= Task to carry out =
Would you print all of the records below exactly, without skipping any?

= Source data =
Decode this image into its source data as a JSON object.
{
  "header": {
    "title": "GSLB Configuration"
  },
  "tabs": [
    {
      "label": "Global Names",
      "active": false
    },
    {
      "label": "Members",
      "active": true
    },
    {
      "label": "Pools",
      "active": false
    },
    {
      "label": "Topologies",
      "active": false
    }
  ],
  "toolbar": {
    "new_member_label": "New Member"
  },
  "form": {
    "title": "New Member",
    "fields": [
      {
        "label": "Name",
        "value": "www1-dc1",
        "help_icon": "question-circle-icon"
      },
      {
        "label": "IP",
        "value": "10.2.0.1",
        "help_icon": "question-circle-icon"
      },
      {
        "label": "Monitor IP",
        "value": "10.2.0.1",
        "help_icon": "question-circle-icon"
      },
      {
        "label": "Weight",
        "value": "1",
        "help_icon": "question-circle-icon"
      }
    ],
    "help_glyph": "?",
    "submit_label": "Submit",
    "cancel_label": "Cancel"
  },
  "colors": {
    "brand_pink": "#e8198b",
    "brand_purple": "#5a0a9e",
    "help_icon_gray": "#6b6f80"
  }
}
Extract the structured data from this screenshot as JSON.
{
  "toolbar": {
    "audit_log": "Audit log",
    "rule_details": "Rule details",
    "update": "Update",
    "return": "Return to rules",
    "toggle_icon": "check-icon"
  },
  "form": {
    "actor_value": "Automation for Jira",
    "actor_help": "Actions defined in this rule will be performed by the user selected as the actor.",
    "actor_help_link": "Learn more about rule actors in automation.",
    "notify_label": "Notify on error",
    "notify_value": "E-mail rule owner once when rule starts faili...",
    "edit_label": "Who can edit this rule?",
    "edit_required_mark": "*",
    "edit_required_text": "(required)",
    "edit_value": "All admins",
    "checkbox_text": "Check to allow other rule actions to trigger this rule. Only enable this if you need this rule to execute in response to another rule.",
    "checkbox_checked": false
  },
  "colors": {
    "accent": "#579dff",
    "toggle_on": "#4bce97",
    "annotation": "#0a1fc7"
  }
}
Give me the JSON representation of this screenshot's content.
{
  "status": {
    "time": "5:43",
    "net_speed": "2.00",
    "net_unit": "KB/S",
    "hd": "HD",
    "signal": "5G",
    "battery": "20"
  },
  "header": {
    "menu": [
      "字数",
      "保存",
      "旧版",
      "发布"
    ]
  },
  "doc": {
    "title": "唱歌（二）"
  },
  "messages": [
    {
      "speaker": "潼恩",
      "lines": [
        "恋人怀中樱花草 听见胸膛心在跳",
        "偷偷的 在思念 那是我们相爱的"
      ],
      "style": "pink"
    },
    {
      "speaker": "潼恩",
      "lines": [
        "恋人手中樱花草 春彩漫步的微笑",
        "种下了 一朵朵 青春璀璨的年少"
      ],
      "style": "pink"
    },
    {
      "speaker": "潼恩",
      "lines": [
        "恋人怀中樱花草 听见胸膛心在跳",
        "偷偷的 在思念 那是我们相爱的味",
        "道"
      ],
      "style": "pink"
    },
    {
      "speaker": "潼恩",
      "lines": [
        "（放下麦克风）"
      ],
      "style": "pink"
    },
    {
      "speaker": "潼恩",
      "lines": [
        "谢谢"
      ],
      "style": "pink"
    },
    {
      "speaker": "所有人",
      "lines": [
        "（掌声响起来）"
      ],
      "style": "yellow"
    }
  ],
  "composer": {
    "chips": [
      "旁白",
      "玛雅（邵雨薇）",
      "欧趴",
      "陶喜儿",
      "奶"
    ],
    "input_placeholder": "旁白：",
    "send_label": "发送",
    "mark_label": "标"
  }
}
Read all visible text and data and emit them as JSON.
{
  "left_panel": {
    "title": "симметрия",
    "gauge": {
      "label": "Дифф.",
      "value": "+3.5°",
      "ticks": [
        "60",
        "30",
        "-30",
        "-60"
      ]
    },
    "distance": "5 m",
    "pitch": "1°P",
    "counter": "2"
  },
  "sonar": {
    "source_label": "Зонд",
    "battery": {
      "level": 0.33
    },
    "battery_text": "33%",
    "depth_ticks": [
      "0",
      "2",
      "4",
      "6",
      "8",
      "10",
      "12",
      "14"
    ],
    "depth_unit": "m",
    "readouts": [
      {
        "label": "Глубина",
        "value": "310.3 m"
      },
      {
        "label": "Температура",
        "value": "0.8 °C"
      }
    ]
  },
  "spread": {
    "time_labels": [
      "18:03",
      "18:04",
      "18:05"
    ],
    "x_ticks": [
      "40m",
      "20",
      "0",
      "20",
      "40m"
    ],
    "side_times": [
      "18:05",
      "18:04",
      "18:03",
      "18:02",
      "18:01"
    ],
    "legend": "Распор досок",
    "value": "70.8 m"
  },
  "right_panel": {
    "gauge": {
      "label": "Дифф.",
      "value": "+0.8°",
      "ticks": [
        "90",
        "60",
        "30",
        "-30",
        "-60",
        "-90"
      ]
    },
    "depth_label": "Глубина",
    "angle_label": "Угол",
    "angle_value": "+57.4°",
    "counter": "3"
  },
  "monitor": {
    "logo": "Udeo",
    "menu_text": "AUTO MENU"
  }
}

= Problem solution =
Decode this image into its source data as a JSON object.
{
  "header": {
    "title": "GSLB Configuration"
  },
  "tabs": [
    {
      "label": "Global Names",
      "active": false
    },
    {
      "label": "Members",
      "active": true
    },
    {
      "label": "Pools",
      "active": false
    },
    {
      "label": "Topologies",
      "active": false
    }
  ],
  "toolbar": {
    "new_member_label": "New Member"
  },
  "form": {
    "title": "New Member",
    "fields": [
      {
        "label": "Name",
        "value": "www1-dc1",
        "help_icon": "question-circle-icon"
      },
      {
        "label": "IP",
        "value": "10.2.0.1",
        "help_icon": "question-circle-icon"
      },
      {
        "label": "Monitor IP",
        "value": "10.2.0.1",
        "help_icon": "question-circle-icon"
      },
      {
        "label": "Weight",
        "value": "1",
        "help_icon": "question-circle-icon"
      }
    ],
    "help_glyph": "?",
    "submit_label": "Submit",
    "cancel_label": "Cancel"
  },
  "colors": {
    "brand_pink": "#e8198b",
    "brand_purple": "#5a0a9e",
    "help_icon_gray": "#6b6f80"
  }
}
Extract the structured data from this screenshot as JSON.
{
  "toolbar": {
    "audit_log": "Audit log",
    "rule_details": "Rule details",
    "update": "Update",
    "return": "Return to rules",
    "toggle_icon": "check-icon"
  },
  "form": {
    "actor_value": "Automation for Jira",
    "actor_help": "Actions defined in this rule will be performed by the user selected as the actor.",
    "actor_help_link": "Learn more about rule actors in automation.",
    "notify_label": "Notify on error",
    "notify_value": "E-mail rule owner once when rule starts faili...",
    "edit_label": "Who can edit this rule?",
    "edit_required_mark": "*",
    "edit_required_text": "(required)",
    "edit_value": "All admins",
    "checkbox_text": "Check to allow other rule actions to trigger this rule. Only enable this if you need this rule to execute in response to another rule.",
    "checkbox_checked": false
  },
  "colors": {
    "accent": "#579dff",
    "toggle_on": "#4bce97",
    "annotation": "#0a1fc7"
  }
}
Give me the JSON representation of this screenshot's content.
{
  "status": {
    "time": "5:43",
    "net_speed": "2.00",
    "net_unit": "KB/S",
    "hd": "HD",
    "signal": "5G",
    "battery": "20"
  },
  "header": {
    "menu": [
      "字数",
      "保存",
      "旧版",
      "发布"
    ]
  },
  "doc": {
    "title": "唱歌（二）"
  },
  "messages": [
    {
      "speaker": "潼恩",
      "lines": [
        "恋人怀中樱花草 听见胸膛心在跳",
        "偷偷的 在思念 那是我们相爱的"
      ],
      "style": "pink"
    },
    {
      "speaker": "潼恩",
      "lines": [
        "恋人手中樱花草 春彩漫步的微笑",
        "种下了 一朵朵 青春璀璨的年少"
      ],
      "style": "pink"
    },
    {
      "speaker": "潼恩",
      "lines": [
        "恋人怀中樱花草 听见胸膛心在跳",
        "偷偷的 在思念 那是我们相爱的味",
        "道"
      ],
      "style": "pink"
    },
    {
      "speaker": "潼恩",
      "lines": [
        "（放下麦克风）"
      ],
      "style": "pink"
    },
    {
      "speaker": "潼恩",
      "lines": [
        "谢谢"
      ],
      "style": "pink"
    },
    {
      "speaker": "所有人",
      "lines": [
        "（掌声响起来）"
      ],
      "style": "yellow"
    }
  ],
  "composer": {
    "chips": [
      "旁白",
      "玛雅（邵雨薇）",
      "欧趴",
      "陶喜儿",
      "奶"
    ],
    "input_placeholder": "旁白：",
    "send_label": "发送",
    "mark_label": "标"
  }
}
Read all visible text and data and emit them as JSON.
{
  "left_panel": {
    "title": "симметрия",
    "gauge": {
      "label": "Дифф.",
      "value": "+3.5°",
      "ticks": [
        "60",
        "30",
        "-30",
        "-60"
      ]
    },
    "distance": "5 m",
    "pitch": "1°P",
    "counter": "2"
  },
  "sonar": {
    "source_label": "Зонд",
    "battery": {
      "level": 0.33
    },
    "battery_text": "33%",
    "depth_ticks": [
      "0",
      "2",
      "4",
      "6",
      "8",
      "10",
      "12",
      "14"
    ],
    "depth_unit": "m",
    "readouts": [
      {
        "label": "Глубина",
        "value": "310.3 m"
      },
      {
        "label": "Температура",
        "value": "0.8 °C"
      }
    ]
  },
  "spread": {
    "time_labels": [
      "18:03",
      "18:04",
      "18:05"
    ],
    "x_ticks": [
      "40m",
      "20",
      "0",
      "20",
      "40m"
    ],
    "side_times": [
      "18:05",
      "18:04",
      "18:03",
      "18:02",
      "18:01"
    ],
    "legend": "Распор досок",
    "value": "70.8 m"
  },
  "right_panel": {
    "gauge": {
      "label": "Дифф.",
      "value": "+0.8°",
      "ticks": [
        "90",
        "60",
        "30",
        "-30",
        "-60",
        "-90"
      ]
    },
    "depth_label": "Глубина",
    "angle_label": "Угол",
    "angle_value": "+57.4°",
    "counter": "3"
  },
  "monitor": {
    "logo": "Udeo",
    "menu_text": "AUTO MENU"
  }
}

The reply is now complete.